Each year, the Cargo Securement Subcommittee of Commercial Vehicle Safety Alliance hosts two sessions of the North American Cargo Securement Harmonization Public Forum.
The meetings take place each spring and fall, in the U.S. and Canada alternatively. The purpose of the gatherings is for stakeholders (carriers, drivers, the motoring public, safety groups, industry associations, etc.) to discuss cargo securement.

Industry participation in these meeting has been quite low over the past few years, considering how many carriers have issues with cargo securement enforcement under the Federal Motor Carrier Safety Administration's new CSA enforcement regime.

The meetings are public forums, meaning anyone can walk in off the street and participate. Those who do often see their issues resolved -- not immediately, and sometimes not to their satisfaction, but they see results.

Recently, a group representing a motor carrier safety auditing and inspection firm submitted a regulation review query to the cargo securement subcommittee regarding the use of devices other than lock-pins and twist-locks to secure intermodal containers to cargo chassis, and another regarding the use of plastic ties to secure the traditional locking mechanisms on those chassis.

It was reported that these situations were being documented as defects on roadside inspection reports, and vehicles were being placed out of service and issued citations.

Over the course of a year and two more subcommittee meetings, it was agreed that the situations described were not violations, but rather training issues for enforcement officers.
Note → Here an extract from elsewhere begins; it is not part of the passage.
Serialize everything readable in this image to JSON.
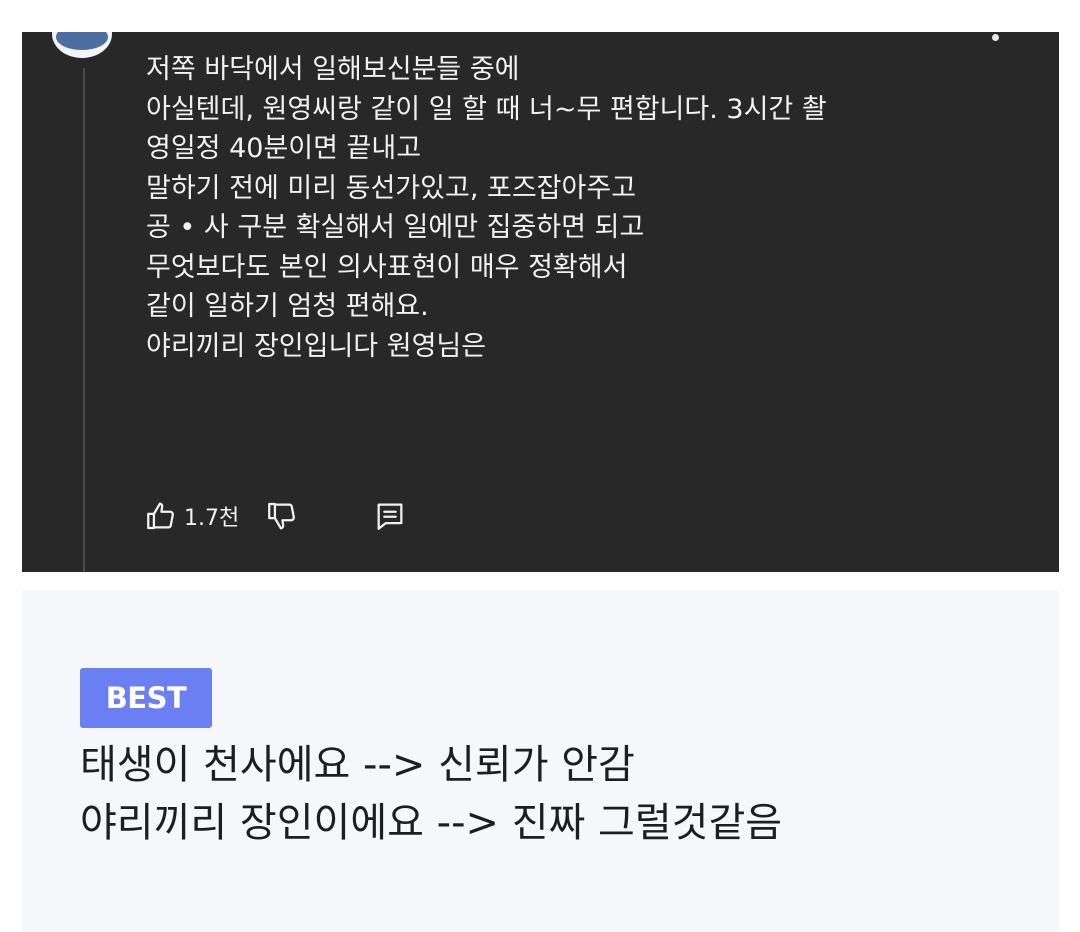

The training committee is presently drafting a bulletin to reflect that decision and clarifying the use of the devices in question.

There's another regulation review currently before the committee regarding the practice of twisting cargo straps when used on large, tall loads to prevent them from flapping and fluttering in the wind -- a condition that can damage synthetic strapping.

There's wording in the defect table for synthetic webbing pointing to "loose synthetic webbing," and "tiedowns containing any fitting, tensioning device, or hardware which is broken, obviously sprung, bent, twisted, or contains visible cracks or ..." In this case, a carrier rep argued that synthetic webbing used in that manner is neither loose nor meets the definition of "twisted" (as above). In fact, a major manufacturer of synthetic strapping products suggests "putting a half twist in the strap will reduce vibration and extend the life of the fabric."

The committee agreed, and is working on appropriate wording to reflect the clarification.

Those are but two examples of how industry, with well-documented and clearly presented cases, can get things changed. With SMS Cargo BASIC scores front and center these days, it pays to be proactive.

The fall meeting of the Cargo Securement Public Forum is scheduled for November in Montreal, Quebec. For more info: www.cvsa.org/committees/cargo_securement.aspx

Read more about cargo securement and CSA in the June issue of Heavy Duty Trucking magazine.